(Excerpts from a dataset)
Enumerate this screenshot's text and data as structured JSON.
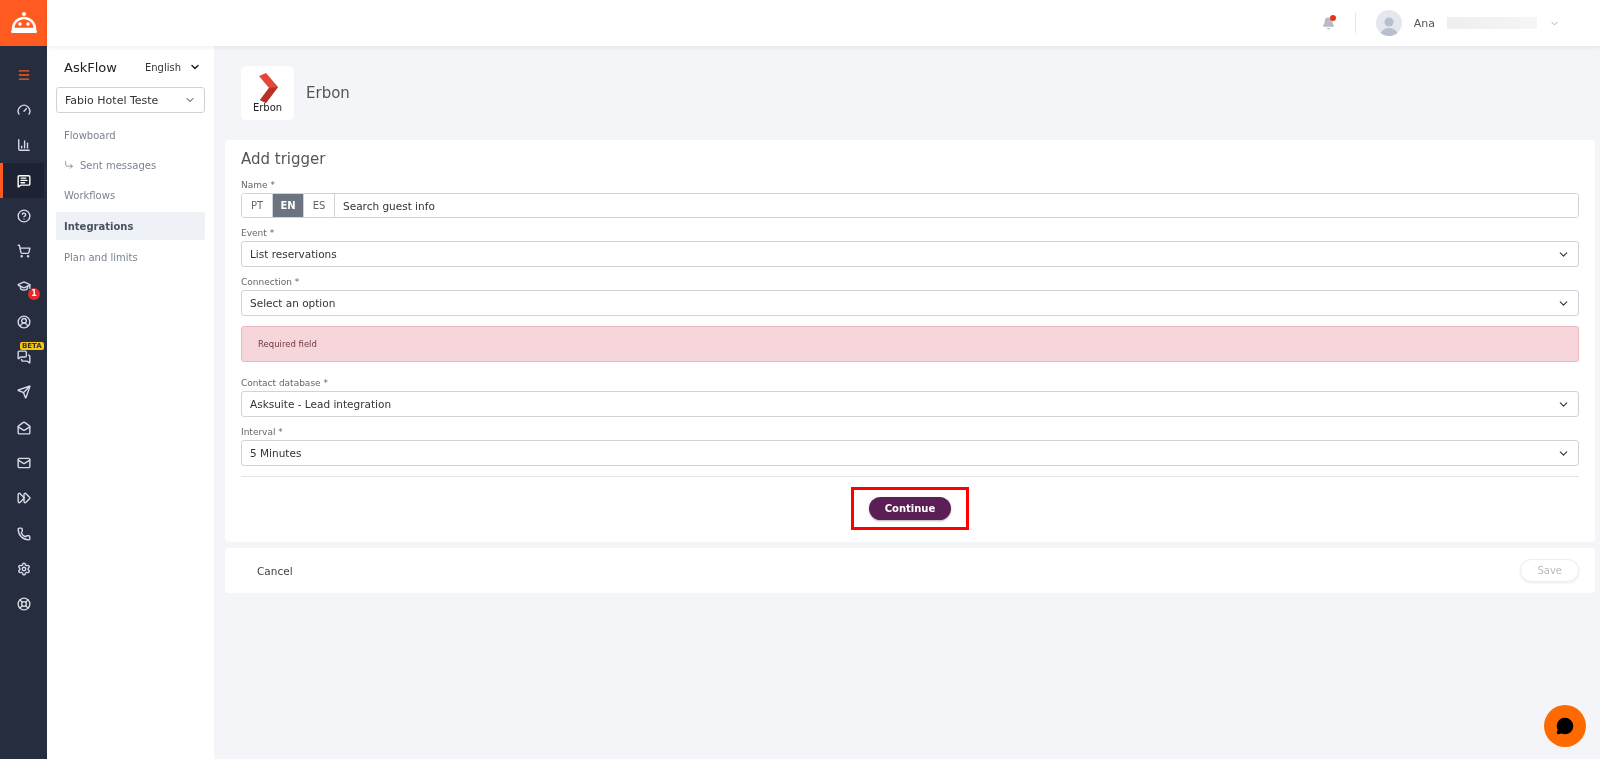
{
  "rail": {
    "items": [
      {
        "kind": "menu",
        "selected": false
      },
      {
        "kind": "gauge",
        "selected": false
      },
      {
        "kind": "chart",
        "selected": false
      },
      {
        "kind": "chat",
        "selected": true
      },
      {
        "kind": "help",
        "selected": false
      },
      {
        "kind": "cart",
        "selected": false
      },
      {
        "kind": "school",
        "selected": false,
        "badge": "1"
      },
      {
        "kind": "user",
        "selected": false
      },
      {
        "kind": "messages",
        "selected": false,
        "tag": "BETA"
      },
      {
        "kind": "send",
        "selected": false
      },
      {
        "kind": "mailopen",
        "selected": false
      },
      {
        "kind": "mail",
        "selected": false
      },
      {
        "kind": "forward",
        "selected": false
      },
      {
        "kind": "phone",
        "selected": false
      },
      {
        "kind": "settings",
        "selected": false
      },
      {
        "kind": "lifebuoy",
        "selected": false
      }
    ]
  },
  "header": {
    "notification": true,
    "user_name": "Ana"
  },
  "sidebar": {
    "title": "AskFlow",
    "language": "English",
    "account": "Fabio Hotel Teste",
    "items": [
      {
        "label": "Flowboard",
        "selected": false,
        "children": [
          {
            "label": "Sent messages",
            "selected": false
          }
        ]
      },
      {
        "label": "Workflows",
        "selected": false
      },
      {
        "label": "Integrations",
        "selected": true
      },
      {
        "label": "Plan and limits",
        "selected": false
      }
    ]
  },
  "integration": {
    "logo_text": "Erbon",
    "name": "Erbon"
  },
  "form": {
    "title": "Add trigger",
    "name_field": {
      "label": "Name *",
      "languages": [
        {
          "label": "PT",
          "selected": false
        },
        {
          "label": "EN",
          "selected": true
        },
        {
          "label": "ES",
          "selected": false
        }
      ],
      "value": "Search guest info"
    },
    "fields": [
      {
        "kind": "select",
        "label": "Event *",
        "value": "List reservations"
      },
      {
        "kind": "select",
        "label": "Connection *",
        "value": "Select an option"
      },
      {
        "kind": "alert",
        "text": "Required field"
      },
      {
        "kind": "select",
        "label": "Contact database *",
        "value": "Asksuite - Lead integration"
      },
      {
        "kind": "select",
        "label": "Interval *",
        "value": "5 Minutes"
      }
    ],
    "continue_button": {
      "label": "Continue",
      "highlighted": true
    }
  },
  "footer": {
    "cancel": "Cancel",
    "save": {
      "label": "Save",
      "disabled": true
    }
  }
}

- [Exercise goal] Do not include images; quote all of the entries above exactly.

- [Result of this exercise]
Enumerate this screenshot's text and data as structured JSON.
{
  "rail": {
    "items": [
      {
        "kind": "menu",
        "selected": false
      },
      {
        "kind": "gauge",
        "selected": false
      },
      {
        "kind": "chart",
        "selected": false
      },
      {
        "kind": "chat",
        "selected": true
      },
      {
        "kind": "help",
        "selected": false
      },
      {
        "kind": "cart",
        "selected": false
      },
      {
        "kind": "school",
        "selected": false,
        "badge": "1"
      },
      {
        "kind": "user",
        "selected": false
      },
      {
        "kind": "messages",
        "selected": false,
        "tag": "BETA"
      },
      {
        "kind": "send",
        "selected": false
      },
      {
        "kind": "mailopen",
        "selected": false
      },
      {
        "kind": "mail",
        "selected": false
      },
      {
        "kind": "forward",
        "selected": false
      },
      {
        "kind": "phone",
        "selected": false
      },
      {
        "kind": "settings",
        "selected": false
      },
      {
        "kind": "lifebuoy",
        "selected": false
      }
    ]
  },
  "header": {
    "notification": true,
    "user_name": "Ana"
  },
  "sidebar": {
    "title": "AskFlow",
    "language": "English",
    "account": "Fabio Hotel Teste",
    "items": [
      {
        "label": "Flowboard",
        "selected": false,
        "children": [
          {
            "label": "Sent messages",
            "selected": false
          }
        ]
      },
      {
        "label": "Workflows",
        "selected": false
      },
      {
        "label": "Integrations",
        "selected": true
      },
      {
        "label": "Plan and limits",
        "selected": false
      }
    ]
  },
  "integration": {
    "logo_text": "Erbon",
    "name": "Erbon"
  },
  "form": {
    "title": "Add trigger",
    "name_field": {
      "label": "Name *",
      "languages": [
        {
          "label": "PT",
          "selected": false
        },
        {
          "label": "EN",
          "selected": true
        },
        {
          "label": "ES",
          "selected": false
        }
      ],
      "value": "Search guest info"
    },
    "fields": [
      {
        "kind": "select",
        "label": "Event *",
        "value": "List reservations"
      },
      {
        "kind": "select",
        "label": "Connection *",
        "value": "Select an option"
      },
      {
        "kind": "alert",
        "text": "Required field"
      },
      {
        "kind": "select",
        "label": "Contact database *",
        "value": "Asksuite - Lead integration"
      },
      {
        "kind": "select",
        "label": "Interval *",
        "value": "5 Minutes"
      }
    ],
    "continue_button": {
      "label": "Continue",
      "highlighted": true
    }
  },
  "footer": {
    "cancel": "Cancel",
    "save": {
      "label": "Save",
      "disabled": true
    }
  }
}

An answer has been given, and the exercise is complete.